• _TASK GOAL_:
Copy each line below exactly as it appears. Pictures are to be omitted.
----- ENTRIES PROVIDED -----
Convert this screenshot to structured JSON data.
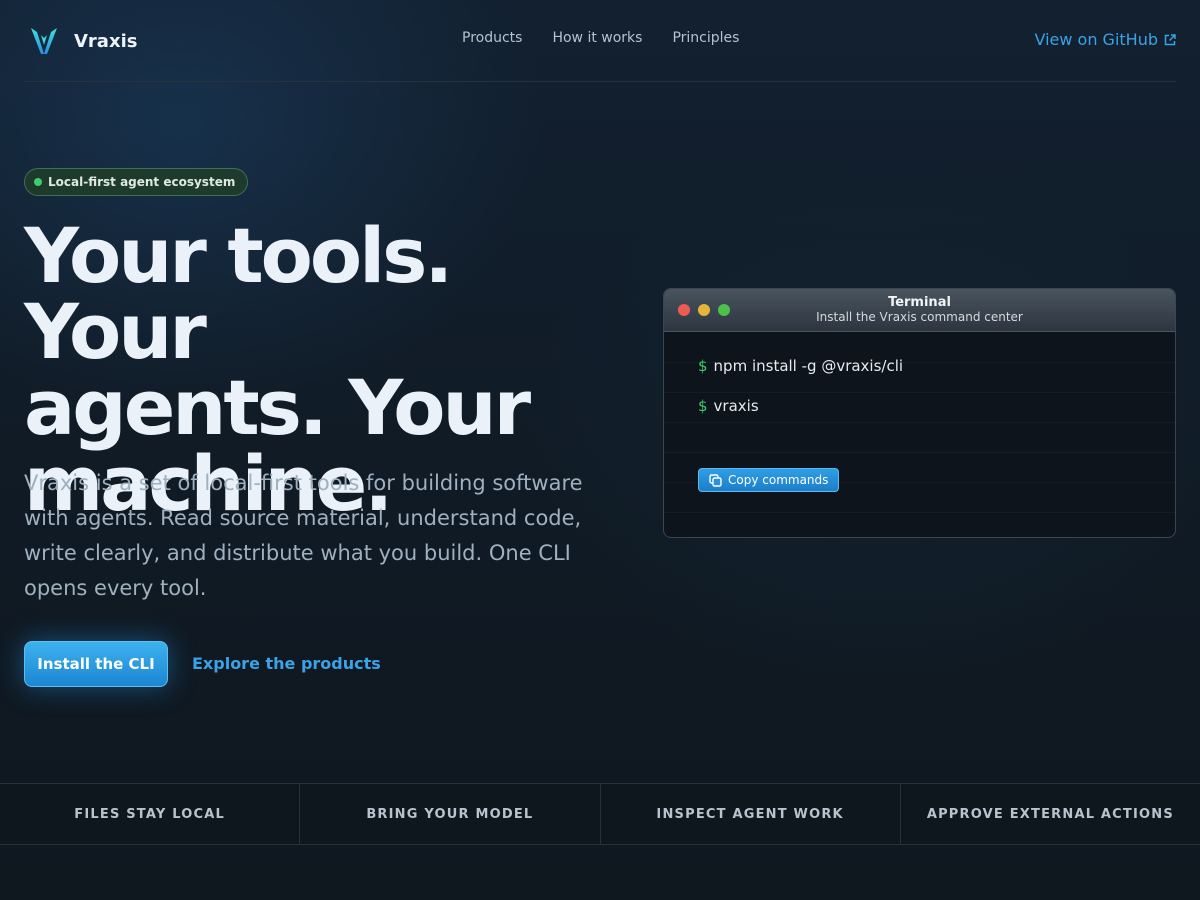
{
  "brand": {
    "name": "Vraxis",
    "logo_icon": "vraxis-logo-icon",
    "accent": "#3aa2e6"
  },
  "nav": {
    "items": [
      {
        "label": "Products"
      },
      {
        "label": "How it works"
      },
      {
        "label": "Principles"
      }
    ],
    "github_label": "View on GitHub",
    "github_icon": "external-link-icon"
  },
  "hero": {
    "badge": "Local-first agent ecosystem",
    "title_lines": [
      "Your tools. Your",
      "agents. Your",
      "machine."
    ],
    "description": "Vraxis is a set of local-first tools for building software with agents. Read source material, understand code, write clearly, and distribute what you build. One CLI opens every tool.",
    "primary_cta": "Install the CLI",
    "secondary_cta": "Explore the products"
  },
  "terminal": {
    "title": "Terminal",
    "subtitle": "Install the Vraxis command center",
    "prompt": "$",
    "commands": [
      "npm install -g @vraxis/cli",
      "vraxis"
    ],
    "copy_label": "Copy commands",
    "copy_icon": "copy-icon"
  },
  "features": [
    {
      "label": "FILES STAY LOCAL"
    },
    {
      "label": "BRING YOUR MODEL"
    },
    {
      "label": "INSPECT AGENT WORK"
    },
    {
      "label": "APPROVE EXTERNAL ACTIONS"
    }
  ]
}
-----
• _COMPLETED EXERCISE_:
Convert this screenshot to structured JSON data.
{
  "brand": {
    "name": "Vraxis",
    "logo_icon": "vraxis-logo-icon",
    "accent": "#3aa2e6"
  },
  "nav": {
    "items": [
      {
        "label": "Products"
      },
      {
        "label": "How it works"
      },
      {
        "label": "Principles"
      }
    ],
    "github_label": "View on GitHub",
    "github_icon": "external-link-icon"
  },
  "hero": {
    "badge": "Local-first agent ecosystem",
    "title_lines": [
      "Your tools. Your",
      "agents. Your",
      "machine."
    ],
    "description": "Vraxis is a set of local-first tools for building software with agents. Read source material, understand code, write clearly, and distribute what you build. One CLI opens every tool.",
    "primary_cta": "Install the CLI",
    "secondary_cta": "Explore the products"
  },
  "terminal": {
    "title": "Terminal",
    "subtitle": "Install the Vraxis command center",
    "prompt": "$",
    "commands": [
      "npm install -g @vraxis/cli",
      "vraxis"
    ],
    "copy_label": "Copy commands",
    "copy_icon": "copy-icon"
  },
  "features": [
    {
      "label": "FILES STAY LOCAL"
    },
    {
      "label": "BRING YOUR MODEL"
    },
    {
      "label": "INSPECT AGENT WORK"
    },
    {
      "label": "APPROVE EXTERNAL ACTIONS"
    }
  ]
}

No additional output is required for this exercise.